My mother told me never to openly discuss religion, politics or fathers strange nocturnal habits however, I’m writing this on Maundy Thursday, have a deadline to meet and plane to catch so we start … with a little religion.
Maundy Thursday has been celebrated since the earliest days of the Christian church and commemorates the last supper. It’s also the night when Jesus was betrayed by Judas in the Garden of Gethsemane. Its nomenclature comes from the latin, ‘Dies Mandatum’ (the day of the new commandment) and refers to the command given by Christ at the Last Supper, that we should love one another, before he washed the feet of his disciples.
It’s also a day surrounded by symbolic tradition, particularly across the catholic world where eating greens and spinach are popular whilst the church bells tend to fall silent.

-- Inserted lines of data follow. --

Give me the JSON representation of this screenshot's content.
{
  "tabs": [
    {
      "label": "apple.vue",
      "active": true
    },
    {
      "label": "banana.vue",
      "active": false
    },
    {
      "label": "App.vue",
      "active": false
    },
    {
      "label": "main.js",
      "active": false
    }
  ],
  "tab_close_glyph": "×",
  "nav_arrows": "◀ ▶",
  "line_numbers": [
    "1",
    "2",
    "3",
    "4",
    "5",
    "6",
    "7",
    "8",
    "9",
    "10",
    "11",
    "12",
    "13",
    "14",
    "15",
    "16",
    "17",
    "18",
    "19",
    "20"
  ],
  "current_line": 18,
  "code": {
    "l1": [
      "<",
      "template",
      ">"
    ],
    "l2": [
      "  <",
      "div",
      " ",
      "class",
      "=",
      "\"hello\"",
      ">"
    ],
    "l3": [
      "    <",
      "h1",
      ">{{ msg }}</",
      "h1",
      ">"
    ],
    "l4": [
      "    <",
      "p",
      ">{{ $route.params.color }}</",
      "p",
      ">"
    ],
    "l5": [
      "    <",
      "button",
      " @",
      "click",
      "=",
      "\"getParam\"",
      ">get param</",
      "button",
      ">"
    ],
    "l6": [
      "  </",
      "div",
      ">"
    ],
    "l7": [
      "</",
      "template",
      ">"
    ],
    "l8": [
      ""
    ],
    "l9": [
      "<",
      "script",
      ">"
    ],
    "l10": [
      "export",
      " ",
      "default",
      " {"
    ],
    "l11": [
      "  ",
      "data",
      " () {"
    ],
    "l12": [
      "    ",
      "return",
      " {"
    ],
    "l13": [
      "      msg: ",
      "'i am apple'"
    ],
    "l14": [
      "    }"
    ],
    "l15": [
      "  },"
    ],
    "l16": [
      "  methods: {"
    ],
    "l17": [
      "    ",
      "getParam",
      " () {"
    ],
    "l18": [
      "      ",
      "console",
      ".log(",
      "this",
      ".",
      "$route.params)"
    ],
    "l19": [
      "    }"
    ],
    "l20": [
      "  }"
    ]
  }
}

In the UK, traditions dating back to the 12th Century endure, such as the giving of alms by the sovereign to the poor, the number of recipients being a mirror on the sovereign’s age. In 2014 the Queen is 88 and will present alms purses to 176 people – 88 men and 88 women. Must have been a disappointing ceremony the year Henry VI was declared king.
There was also a tradition where the queen would wash the feet of the poor … must say, that’s one tradition I’d be like to see today as 352 commoner feet receive a rapid foot scrub from her majesty!
Until recently a legal tradition also took place on Maundy Thursday with The Times publishing the official announcement of that year’s new silk or QC appointments. In truth, the news would be unofficially available some days earlier with the arrival of a letter from the Lord Chancellor. If you received a large envelope stuffed with ceremonial information about your appointment then it was obvious to everyone what was inside, as was the rather slimmer envelope containing a rejection letter.
Today silk appointments are no longer announced on Maundy Thursday and the process is relatively transparent compared to that previous era, where appointments were made (or rejected) on the basis of judicial winks, behind closed door nods and historic vendettas.
It was a process of nepotistic secrecy where receiving a wrong word from the right person could doom your hopes of donning that silk gown, a judicial cold shoulder being placed against many a fine barrister for reasons that had little to do with ability or expertise and much to do with pettiness and score settling.
Whilst the silk process is more open today, the legal world in general remains a place of tradition and “we’ve always done it this way” narrative. Combine these traditional and expensive barriers to law, with the cuts taking place in legal aid, and it’s easy to see why there’s a crisis with access to different types of legal service.
Within legal aid a funding scrap is taking place that’s generally overlooked by the public due to a barrage of disingenuous misinformation from the MOJ and a lack of sympathy towards barristers with their picket line wigs and gowns – please, lose the garments during the next strike.
The result of legal aid changes will be reduced access to justice whilst in the private legal sector, lack of access has been a reality for many years with expensive fees, uncontrolled costs and a supply model with little incentive to become efficient and commercial.
The good news, for the private legal space at least, is that change has arrived and market forces are helping to re-shape the way people can access and pay for legal services. The arrival of new business models and ever evolving technology makes it possible to handle different types of smaller and more commoditised work without meeting a lawyer or leaving your office. And we’ve only just started, as external investment drives innovative models and ideas, with technology primed to transform even the most complex of legal requirements.Image Source: Mark van Manen
Hopefully we can soon cast some less than loved legal traditions into the dark ages and a life of ceremonial symbolism? If Maundy Thursday maintains the tradition of alms purses, future generations might recognise long forgotten legal traditions with similar symbolism, perhaps the application of ancient tip-ex to a ceremonial, hourly rate engagement letter?
Andrew Weaver is an entrepreneur, investor, mentor, blogger and Cranfield MBA. Brought up in Cornwall he has since worked in cities around the world including Melbourne, Cairo, Bilbao and London. He has extensive knowledge and experience within the SME sector across a wide range of sectors including professional services, property, distribution, leisure. He was also once a barristers clerk and has incorporated this wide range of experience into the recent launch of LawyerFair, a free to use legal comparison service aimed at increasing choice and competition in legal services. He is particularly interested in how technology and the internet will drive better value from professional services. With a Spanish partner and young daughter, he splits his time between London and Bilbao – including regular trips to San Mames and the home of Athletic Bilbao.